- _Brief_
Wherever a line holds the word "price", copy that line from the data.

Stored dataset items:

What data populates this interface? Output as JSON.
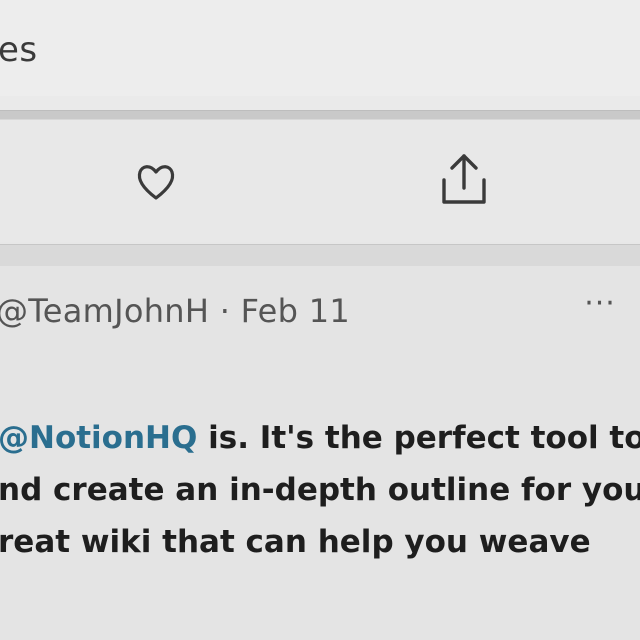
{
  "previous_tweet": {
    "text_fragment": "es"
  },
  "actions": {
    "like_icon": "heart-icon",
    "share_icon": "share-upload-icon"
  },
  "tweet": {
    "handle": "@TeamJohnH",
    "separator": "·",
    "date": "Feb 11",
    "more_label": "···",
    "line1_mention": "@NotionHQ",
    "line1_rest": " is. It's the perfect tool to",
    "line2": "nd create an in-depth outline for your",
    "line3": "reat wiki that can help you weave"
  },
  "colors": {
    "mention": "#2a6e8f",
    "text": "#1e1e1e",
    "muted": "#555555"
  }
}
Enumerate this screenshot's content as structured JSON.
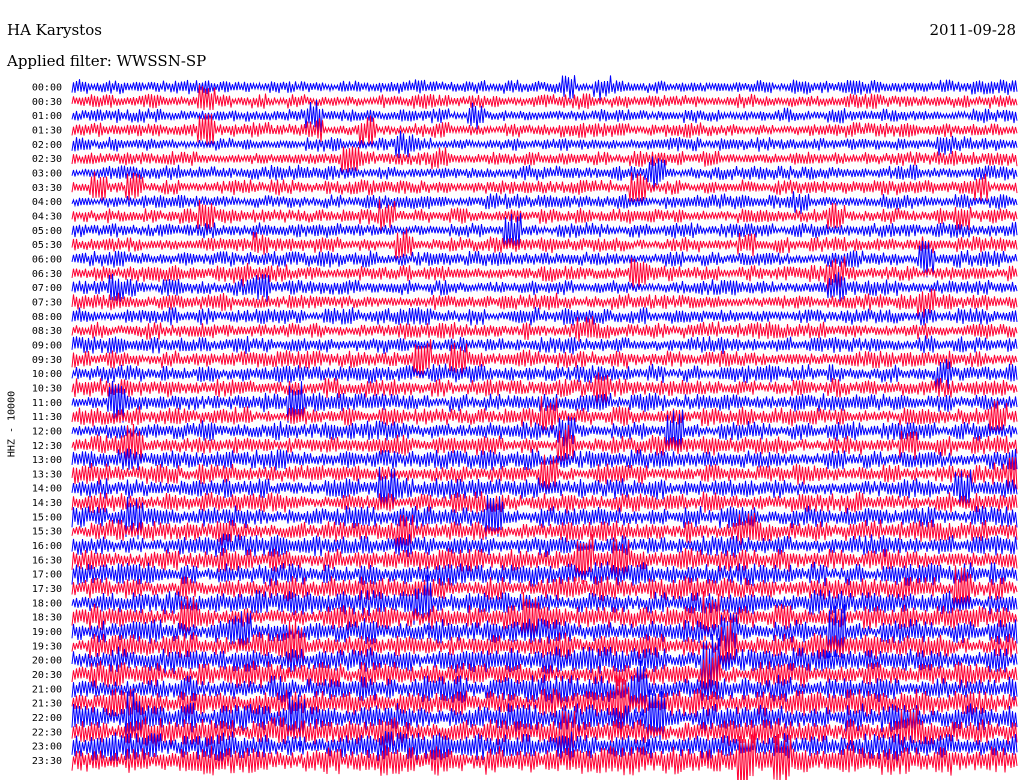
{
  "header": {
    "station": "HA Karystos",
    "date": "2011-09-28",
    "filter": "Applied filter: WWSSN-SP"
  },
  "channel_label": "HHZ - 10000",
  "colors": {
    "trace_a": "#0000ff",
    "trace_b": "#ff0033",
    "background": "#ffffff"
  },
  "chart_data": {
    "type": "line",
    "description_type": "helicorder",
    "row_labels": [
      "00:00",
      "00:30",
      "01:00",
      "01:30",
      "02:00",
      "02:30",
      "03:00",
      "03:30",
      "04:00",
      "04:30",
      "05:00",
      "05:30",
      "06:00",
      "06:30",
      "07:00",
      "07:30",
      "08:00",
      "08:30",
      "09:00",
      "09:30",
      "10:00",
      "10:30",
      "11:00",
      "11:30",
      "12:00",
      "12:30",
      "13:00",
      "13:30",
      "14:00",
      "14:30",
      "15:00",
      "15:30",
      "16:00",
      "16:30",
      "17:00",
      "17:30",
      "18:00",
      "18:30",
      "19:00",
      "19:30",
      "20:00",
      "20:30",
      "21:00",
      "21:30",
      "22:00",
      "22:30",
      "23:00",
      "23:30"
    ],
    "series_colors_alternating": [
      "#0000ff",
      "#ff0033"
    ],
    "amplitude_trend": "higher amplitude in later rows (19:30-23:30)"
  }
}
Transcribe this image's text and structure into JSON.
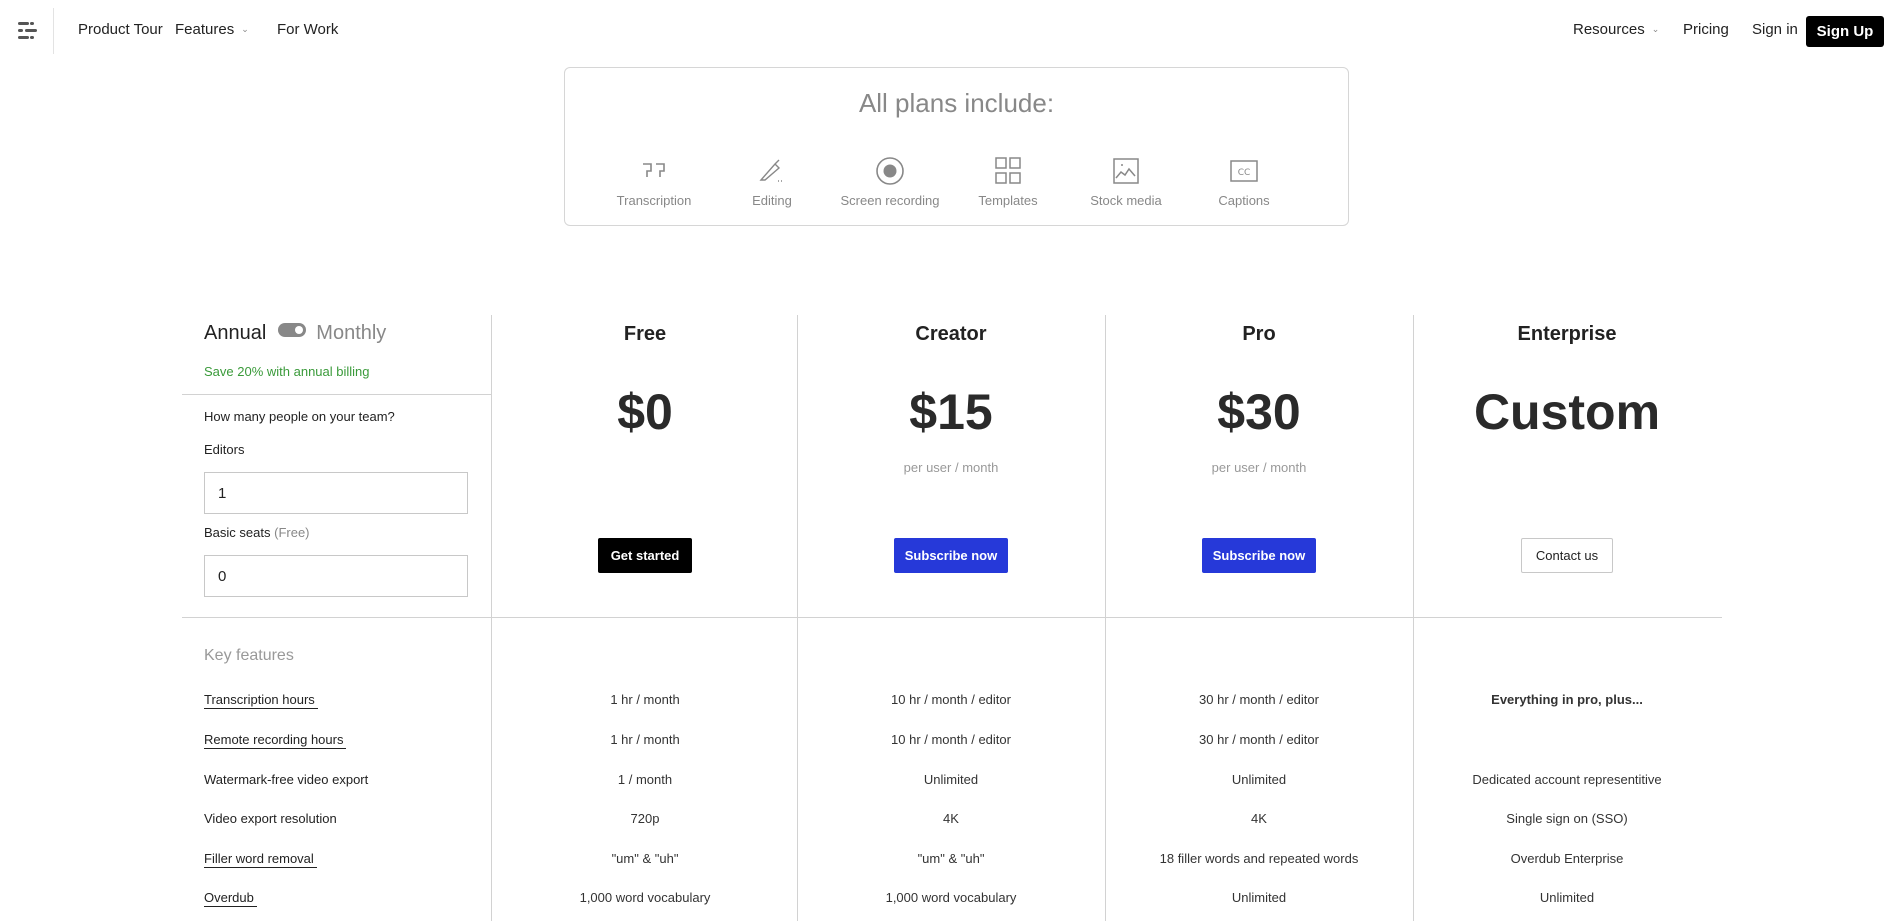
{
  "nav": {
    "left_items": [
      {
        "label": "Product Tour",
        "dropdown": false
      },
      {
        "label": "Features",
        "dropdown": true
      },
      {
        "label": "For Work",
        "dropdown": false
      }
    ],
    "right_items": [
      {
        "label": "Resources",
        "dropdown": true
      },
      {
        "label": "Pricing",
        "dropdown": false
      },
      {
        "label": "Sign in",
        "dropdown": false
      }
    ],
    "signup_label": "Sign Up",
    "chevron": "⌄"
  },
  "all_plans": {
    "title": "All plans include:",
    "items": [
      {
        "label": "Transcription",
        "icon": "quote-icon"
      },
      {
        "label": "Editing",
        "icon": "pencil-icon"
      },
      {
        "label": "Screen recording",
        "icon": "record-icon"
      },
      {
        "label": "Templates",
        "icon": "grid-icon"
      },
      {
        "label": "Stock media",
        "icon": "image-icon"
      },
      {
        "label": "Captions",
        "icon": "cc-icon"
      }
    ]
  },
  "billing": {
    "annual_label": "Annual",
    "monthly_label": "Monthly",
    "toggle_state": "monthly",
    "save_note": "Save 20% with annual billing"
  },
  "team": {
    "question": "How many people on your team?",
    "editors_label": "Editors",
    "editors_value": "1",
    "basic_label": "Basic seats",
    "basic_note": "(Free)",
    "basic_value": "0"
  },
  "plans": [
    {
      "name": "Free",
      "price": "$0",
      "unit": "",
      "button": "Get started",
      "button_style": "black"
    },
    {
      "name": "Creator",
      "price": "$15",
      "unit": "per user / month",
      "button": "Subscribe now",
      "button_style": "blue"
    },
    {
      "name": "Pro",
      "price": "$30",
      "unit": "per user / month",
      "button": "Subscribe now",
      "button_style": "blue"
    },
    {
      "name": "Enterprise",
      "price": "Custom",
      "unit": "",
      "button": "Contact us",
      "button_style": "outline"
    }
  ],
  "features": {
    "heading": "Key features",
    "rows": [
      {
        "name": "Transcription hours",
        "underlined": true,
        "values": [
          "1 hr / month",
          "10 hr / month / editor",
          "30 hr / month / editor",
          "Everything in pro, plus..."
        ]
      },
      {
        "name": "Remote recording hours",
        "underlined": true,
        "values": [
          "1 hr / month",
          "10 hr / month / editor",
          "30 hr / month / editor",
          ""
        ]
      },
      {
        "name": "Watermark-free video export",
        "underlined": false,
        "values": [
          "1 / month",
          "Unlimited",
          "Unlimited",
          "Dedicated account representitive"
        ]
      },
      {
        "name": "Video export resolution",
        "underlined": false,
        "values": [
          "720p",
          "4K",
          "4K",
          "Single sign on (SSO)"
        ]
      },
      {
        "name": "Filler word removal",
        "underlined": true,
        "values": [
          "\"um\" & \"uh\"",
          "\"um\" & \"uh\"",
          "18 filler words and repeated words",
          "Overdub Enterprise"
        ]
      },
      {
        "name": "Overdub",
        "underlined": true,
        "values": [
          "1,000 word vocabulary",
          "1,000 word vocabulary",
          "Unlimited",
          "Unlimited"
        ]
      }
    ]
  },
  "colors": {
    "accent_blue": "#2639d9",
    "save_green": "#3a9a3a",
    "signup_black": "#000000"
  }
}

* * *

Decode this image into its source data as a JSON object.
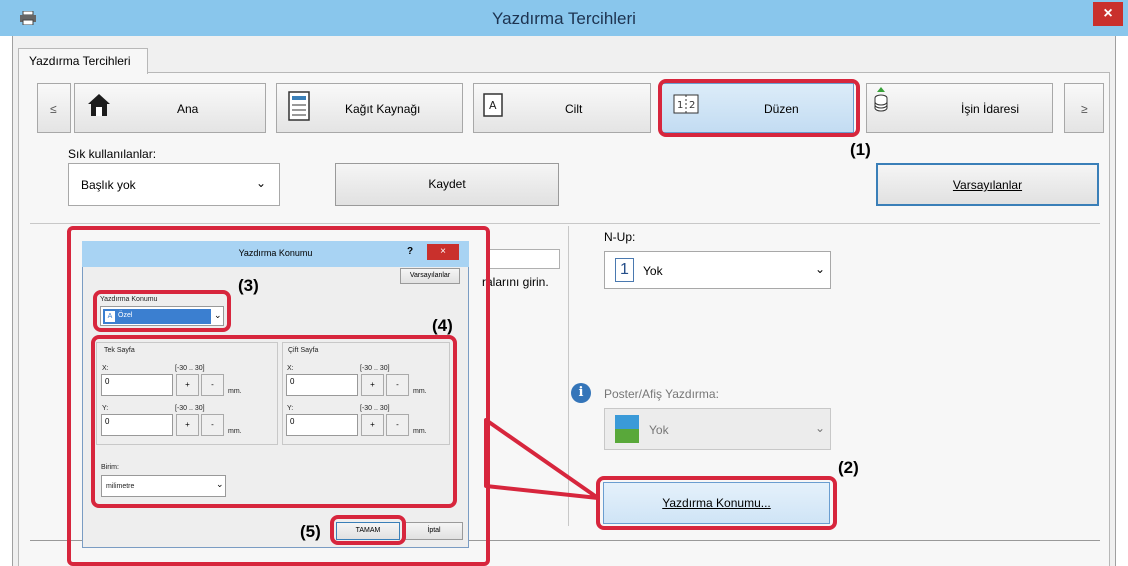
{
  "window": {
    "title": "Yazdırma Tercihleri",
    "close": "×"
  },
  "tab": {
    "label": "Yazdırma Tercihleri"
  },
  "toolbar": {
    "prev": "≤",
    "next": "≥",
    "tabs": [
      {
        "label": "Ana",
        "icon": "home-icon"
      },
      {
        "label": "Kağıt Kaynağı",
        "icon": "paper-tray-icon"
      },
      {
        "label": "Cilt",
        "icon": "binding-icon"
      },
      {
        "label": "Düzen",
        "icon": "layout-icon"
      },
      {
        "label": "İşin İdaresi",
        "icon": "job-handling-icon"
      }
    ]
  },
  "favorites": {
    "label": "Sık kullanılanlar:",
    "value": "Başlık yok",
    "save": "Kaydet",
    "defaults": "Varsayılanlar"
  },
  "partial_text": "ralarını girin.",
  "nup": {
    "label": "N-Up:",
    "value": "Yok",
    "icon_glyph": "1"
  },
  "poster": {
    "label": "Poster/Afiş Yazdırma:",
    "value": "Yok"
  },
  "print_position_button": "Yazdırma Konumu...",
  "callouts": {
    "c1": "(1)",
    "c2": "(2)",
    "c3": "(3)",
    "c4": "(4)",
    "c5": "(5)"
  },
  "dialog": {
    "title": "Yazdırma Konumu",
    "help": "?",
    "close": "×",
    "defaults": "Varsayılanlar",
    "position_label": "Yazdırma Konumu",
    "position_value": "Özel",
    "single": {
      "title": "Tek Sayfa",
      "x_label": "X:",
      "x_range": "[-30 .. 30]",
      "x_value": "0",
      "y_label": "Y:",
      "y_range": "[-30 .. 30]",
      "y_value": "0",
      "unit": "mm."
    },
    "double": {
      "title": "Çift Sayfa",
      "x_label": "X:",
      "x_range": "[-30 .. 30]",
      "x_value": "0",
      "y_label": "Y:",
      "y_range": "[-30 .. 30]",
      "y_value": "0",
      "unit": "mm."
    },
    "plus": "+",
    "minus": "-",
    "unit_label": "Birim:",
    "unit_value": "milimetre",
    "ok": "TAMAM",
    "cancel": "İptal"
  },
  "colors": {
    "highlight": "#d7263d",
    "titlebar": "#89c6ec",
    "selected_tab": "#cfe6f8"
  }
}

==

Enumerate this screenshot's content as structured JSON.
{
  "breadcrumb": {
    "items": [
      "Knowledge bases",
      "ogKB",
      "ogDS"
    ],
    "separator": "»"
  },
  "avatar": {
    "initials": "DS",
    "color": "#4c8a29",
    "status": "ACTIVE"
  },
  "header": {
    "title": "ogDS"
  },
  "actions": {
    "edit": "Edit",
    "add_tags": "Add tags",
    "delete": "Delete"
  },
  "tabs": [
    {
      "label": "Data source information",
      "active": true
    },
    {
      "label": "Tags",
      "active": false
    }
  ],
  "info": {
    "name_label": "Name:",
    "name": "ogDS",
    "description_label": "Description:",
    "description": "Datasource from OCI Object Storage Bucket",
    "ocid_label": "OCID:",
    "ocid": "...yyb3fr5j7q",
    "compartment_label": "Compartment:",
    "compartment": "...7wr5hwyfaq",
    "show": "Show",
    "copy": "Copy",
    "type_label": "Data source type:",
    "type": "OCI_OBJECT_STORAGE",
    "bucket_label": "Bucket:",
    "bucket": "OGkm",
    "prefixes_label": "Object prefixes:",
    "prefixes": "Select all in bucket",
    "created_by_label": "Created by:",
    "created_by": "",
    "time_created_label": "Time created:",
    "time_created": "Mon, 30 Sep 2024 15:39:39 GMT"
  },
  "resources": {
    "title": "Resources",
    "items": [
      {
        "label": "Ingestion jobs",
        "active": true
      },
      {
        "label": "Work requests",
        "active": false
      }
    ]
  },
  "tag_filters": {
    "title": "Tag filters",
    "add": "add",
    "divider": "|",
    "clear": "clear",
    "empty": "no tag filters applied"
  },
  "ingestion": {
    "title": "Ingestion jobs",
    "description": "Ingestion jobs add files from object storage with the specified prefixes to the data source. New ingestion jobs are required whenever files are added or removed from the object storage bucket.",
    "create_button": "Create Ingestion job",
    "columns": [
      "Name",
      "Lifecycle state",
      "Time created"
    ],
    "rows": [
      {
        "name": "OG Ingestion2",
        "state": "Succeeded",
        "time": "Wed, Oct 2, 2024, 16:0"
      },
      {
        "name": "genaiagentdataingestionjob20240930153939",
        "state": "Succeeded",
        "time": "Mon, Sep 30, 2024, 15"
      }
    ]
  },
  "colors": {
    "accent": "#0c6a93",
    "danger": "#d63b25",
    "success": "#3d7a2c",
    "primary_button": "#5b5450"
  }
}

- _Task response_
      "price": "$0",
      "price": "$15",
      "price": "$30",
      "price": "Custom",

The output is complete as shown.